Who of us can claim to be pure of heart, untouched by or unresponsible for wrongs to others or ourselves. There is none on earth. It is a sad truth for us all. Yet, renewal is possible for each of us: a new resolve, a new attitude, deeper compassion, authentic humility. All that’s required is that we sit for a bit with the sadness of this rift in our lives, and then act: give and receive forgiveness, offer and accept atonement.

So, poor Riley! Driven by anger, fear and disgust, she is led to a potentially disastrous decision. (For those of you who haven’t seen the movie I’ll leave you in suspense as to what that decision is.) As she barrels ahead, the emotions in her head realize what a mess they’ve made but can’t seem to do anything to stop it.

Through some funny and dramatic circumstances, though, joy and sadness make their way back to the headquarters of Riley’s consciousness.
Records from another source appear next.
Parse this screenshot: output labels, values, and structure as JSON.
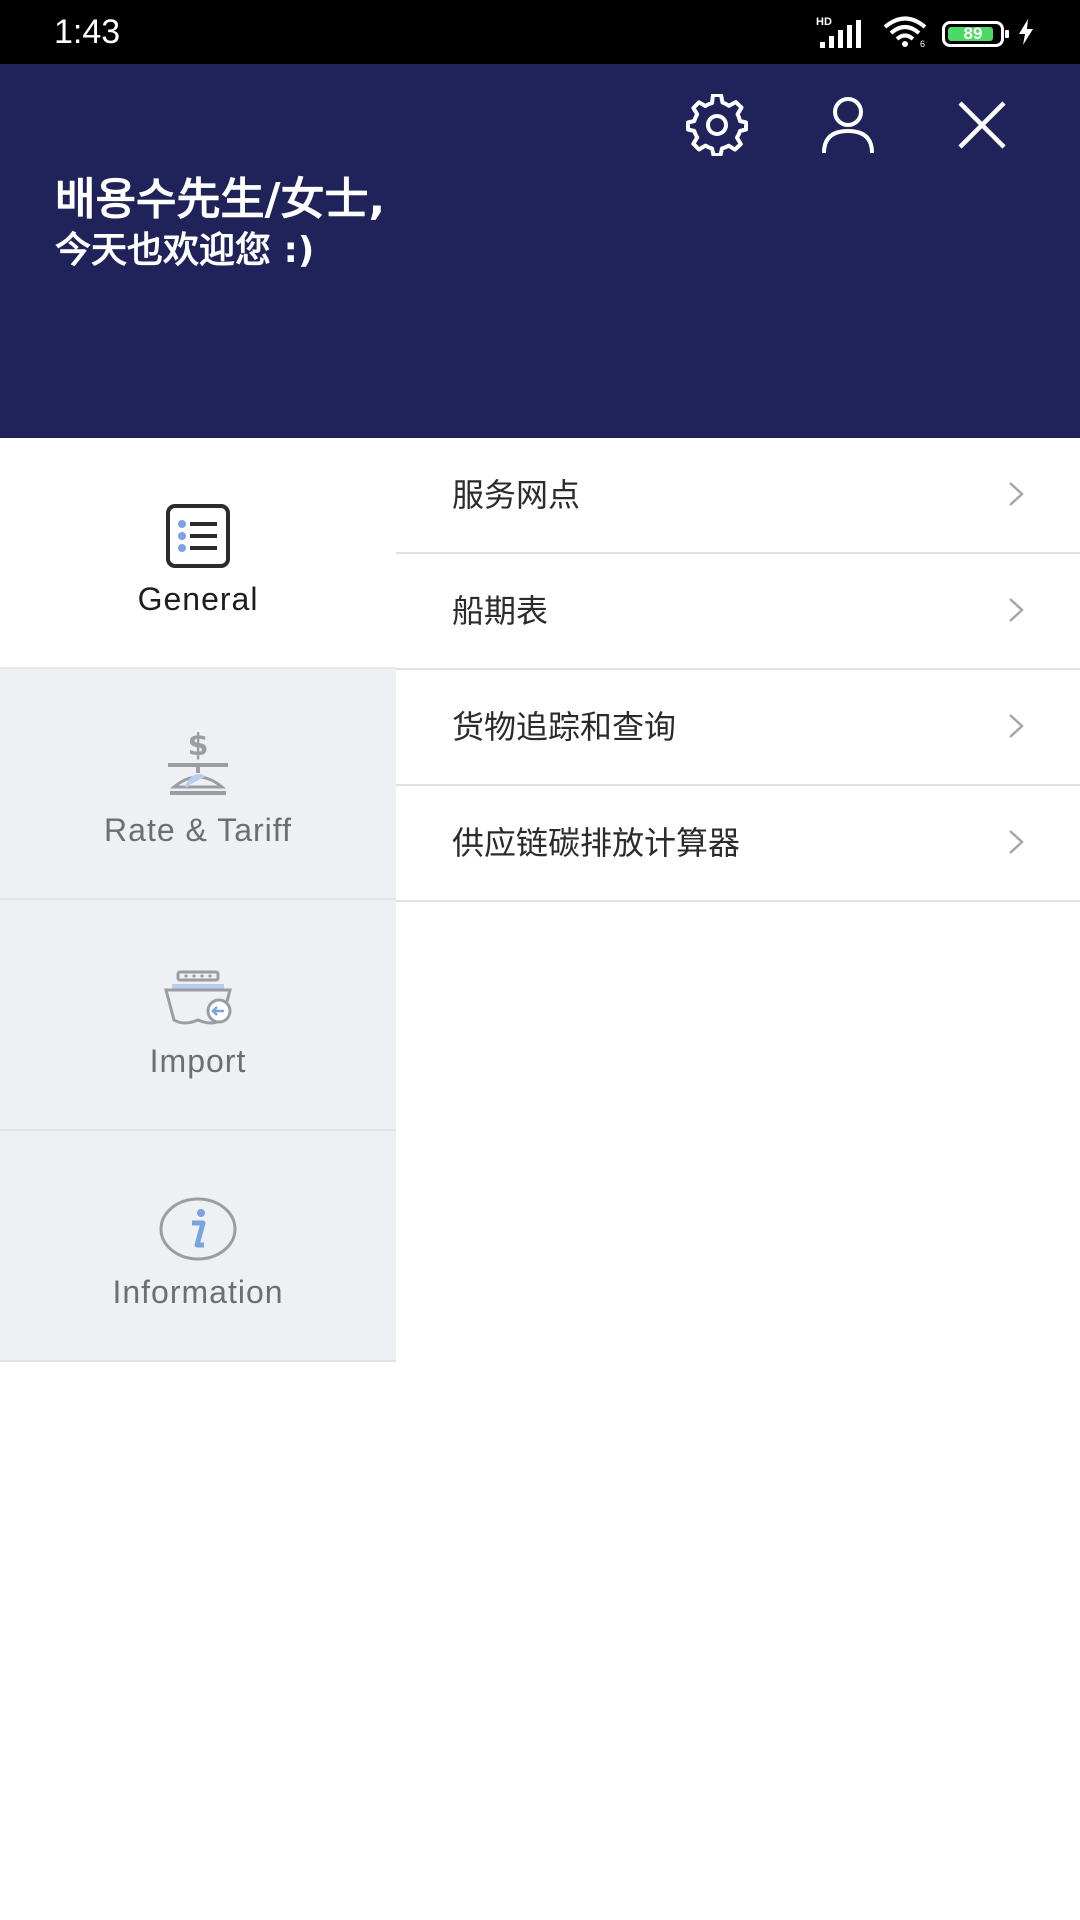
{
  "status_bar": {
    "time": "1:43",
    "network_label": "HD",
    "battery_level": "89",
    "battery_fraction": 0.89,
    "icons": [
      "signal-icon",
      "wifi-icon",
      "battery-icon",
      "charging-icon"
    ]
  },
  "header": {
    "background_color": "#20235a",
    "greeting_name": "배용수先生/女士,",
    "greeting_sub": "今天也欢迎您 :)",
    "icons": [
      "gear-icon",
      "user-icon",
      "close-icon"
    ]
  },
  "categories": [
    {
      "label": "General",
      "icon": "list-icon",
      "active": true
    },
    {
      "label": "Rate & Tariff",
      "icon": "scale-dollar-icon",
      "active": false
    },
    {
      "label": "Import",
      "icon": "ship-import-icon",
      "active": false
    },
    {
      "label": "Information",
      "icon": "info-icon",
      "active": false
    }
  ],
  "menu_items": [
    {
      "label": "服务网点"
    },
    {
      "label": "船期表"
    },
    {
      "label": "货物追踪和查询"
    },
    {
      "label": "供应链碳排放计算器"
    }
  ],
  "colors": {
    "accent_blue": "#20235a",
    "inactive_tab_bg": "#eff0f4",
    "icon_light_blue": "#b8cef0"
  }
}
The other emotions look to joy, once again, as the fixer, but joy, instead, turns to sadness to do her work. And it is sadness that breaks through, that provides Riley the reality check she needs to show her the rashness and foolishness of her choice.

Riley makes it home to her frantic parents and then collapses into tears, confessing all the worries, fears and disappointments that she has held inside, how much she misses her old home and the life that she loved. And her parents chime in, too, admitting their own sadness, something they hadn’t confessed up until now. And they settle into a prayerful group hug of grateful unity.

So might we conclude our own inside out journeys to forgiveness, the sometimes painful passage that teaches us to sit with our sadness and then act, take ownership of where we have erred and seek forgiveness for our deeds.

As the Gates of Repentance put it: May we now forgive, atone that we may live. May we now forgive that we may live.

My friends, I confess to you that in the past year I have at times fallen short of your hopes and expectations of me. It makes me sad to think of and yet resolved to be more measured and intentional in my commitments, more compassionate in my dealings , and more understanding of the needs of others.

Please forgive me. I forgive you. Let us begin again in love.